Twisty tops: understanding Burda 111 6/2021

I just finished making Burda 111 6/2021, a sort of cardigan jacket thing with a drapey twisty front bit (scientific description there). I put it on, and then spent twenty minutes in front of the mirror trying to figure out how to best arrange the drapes. The two fronts extend from the hem and are joined into a long loop with a full twist. Here’s the technical drawing:

Burda 111 6/2021 line drawing
Burda 111 6/2021 line art, burdastyle.ru

I’d chosen black fabric where the right and wrong side were very similar, so it was a bit difficult for me to see what was going on with my garment. So here is my assistant, Gabrielle the Playmobil figure, wearing the same design made up in origami paper with different coloured sides.
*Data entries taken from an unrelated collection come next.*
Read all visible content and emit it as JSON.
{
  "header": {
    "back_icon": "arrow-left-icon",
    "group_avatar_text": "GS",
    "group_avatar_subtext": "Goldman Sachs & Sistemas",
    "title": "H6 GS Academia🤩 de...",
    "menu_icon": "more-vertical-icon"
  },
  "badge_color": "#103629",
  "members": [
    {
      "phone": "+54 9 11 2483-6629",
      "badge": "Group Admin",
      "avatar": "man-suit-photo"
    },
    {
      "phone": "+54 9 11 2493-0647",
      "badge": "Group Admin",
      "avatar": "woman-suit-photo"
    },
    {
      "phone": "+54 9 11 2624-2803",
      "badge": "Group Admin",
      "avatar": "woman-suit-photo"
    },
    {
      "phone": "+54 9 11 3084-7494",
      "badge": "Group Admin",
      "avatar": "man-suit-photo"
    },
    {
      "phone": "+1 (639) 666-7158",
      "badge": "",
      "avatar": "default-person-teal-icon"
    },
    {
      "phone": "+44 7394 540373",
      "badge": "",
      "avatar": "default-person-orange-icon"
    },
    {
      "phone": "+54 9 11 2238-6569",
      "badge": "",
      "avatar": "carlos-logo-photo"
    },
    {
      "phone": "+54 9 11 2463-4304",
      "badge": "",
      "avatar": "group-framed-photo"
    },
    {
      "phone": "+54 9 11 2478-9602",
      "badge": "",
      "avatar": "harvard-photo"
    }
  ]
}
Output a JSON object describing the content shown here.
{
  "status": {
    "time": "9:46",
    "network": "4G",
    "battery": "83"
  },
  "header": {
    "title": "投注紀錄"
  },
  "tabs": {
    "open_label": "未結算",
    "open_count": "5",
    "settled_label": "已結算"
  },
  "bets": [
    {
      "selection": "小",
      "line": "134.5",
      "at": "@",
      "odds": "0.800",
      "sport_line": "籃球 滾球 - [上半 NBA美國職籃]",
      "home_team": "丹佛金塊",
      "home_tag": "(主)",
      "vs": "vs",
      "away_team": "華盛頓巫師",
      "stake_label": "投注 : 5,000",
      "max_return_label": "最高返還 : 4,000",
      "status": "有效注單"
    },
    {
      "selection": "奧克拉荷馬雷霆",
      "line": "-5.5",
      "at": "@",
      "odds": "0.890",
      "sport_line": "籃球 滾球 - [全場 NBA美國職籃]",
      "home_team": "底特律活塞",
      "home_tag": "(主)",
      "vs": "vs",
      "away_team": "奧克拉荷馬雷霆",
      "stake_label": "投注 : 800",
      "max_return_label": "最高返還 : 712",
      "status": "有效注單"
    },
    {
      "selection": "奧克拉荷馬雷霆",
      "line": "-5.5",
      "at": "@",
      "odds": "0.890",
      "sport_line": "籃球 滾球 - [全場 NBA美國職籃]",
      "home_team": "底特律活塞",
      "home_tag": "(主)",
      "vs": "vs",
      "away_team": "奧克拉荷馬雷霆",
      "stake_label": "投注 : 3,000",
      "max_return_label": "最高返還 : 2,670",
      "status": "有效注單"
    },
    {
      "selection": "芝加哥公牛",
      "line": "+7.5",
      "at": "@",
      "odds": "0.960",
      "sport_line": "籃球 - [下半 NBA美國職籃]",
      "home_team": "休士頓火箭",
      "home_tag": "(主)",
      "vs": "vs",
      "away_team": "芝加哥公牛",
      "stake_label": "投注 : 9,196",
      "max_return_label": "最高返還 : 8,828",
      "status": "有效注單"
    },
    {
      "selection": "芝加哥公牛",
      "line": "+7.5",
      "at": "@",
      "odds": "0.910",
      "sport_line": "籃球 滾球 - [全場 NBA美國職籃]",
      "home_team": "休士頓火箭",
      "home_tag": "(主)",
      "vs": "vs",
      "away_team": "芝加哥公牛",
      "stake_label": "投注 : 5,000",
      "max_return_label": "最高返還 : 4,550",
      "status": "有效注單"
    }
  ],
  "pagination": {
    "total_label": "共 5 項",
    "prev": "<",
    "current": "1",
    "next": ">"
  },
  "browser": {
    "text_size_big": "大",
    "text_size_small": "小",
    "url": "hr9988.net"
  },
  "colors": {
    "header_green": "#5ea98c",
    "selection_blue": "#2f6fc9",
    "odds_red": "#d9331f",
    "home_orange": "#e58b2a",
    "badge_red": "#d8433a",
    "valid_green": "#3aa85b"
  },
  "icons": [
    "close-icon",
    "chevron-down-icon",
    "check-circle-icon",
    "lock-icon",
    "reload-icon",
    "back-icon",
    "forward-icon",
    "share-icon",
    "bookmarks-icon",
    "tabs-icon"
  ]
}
Jacket with one full twist, extended
Jacket with one full twist, looped around neck

The flattest way to arrange it is like the picture above. The two fronts cross over and the wrong side of the fabric faces out on the drapes. The direction the fronts cross over depends on which way it was twisted before joining the fronts.

Then I started wondering what would happen with different numbers of twists.

With no twists the fronts don’t want to cross so it ends up as an open jacket. The wrong sides still show.

jacket with no twists, extended
jacket with no twists, lopped around neck

With two twists it likes to sit with one side wrong side out and one side right side out. Might look interesting if you had a fabric with two good sides.

jacket with two twists, extended
jacket with two twists, looped around neck

I tried half twists too, which means the front extensions end up joined right side to wrong side, making the whole garment a Möbius strip with one side and one edge (if you ignore the sleeves). That didn’t work at all: I couldn’t get it to sit flat in the paper version. Whole numbers of twists it is.

Hopefully I’ll get some pictures of the fabric version soon.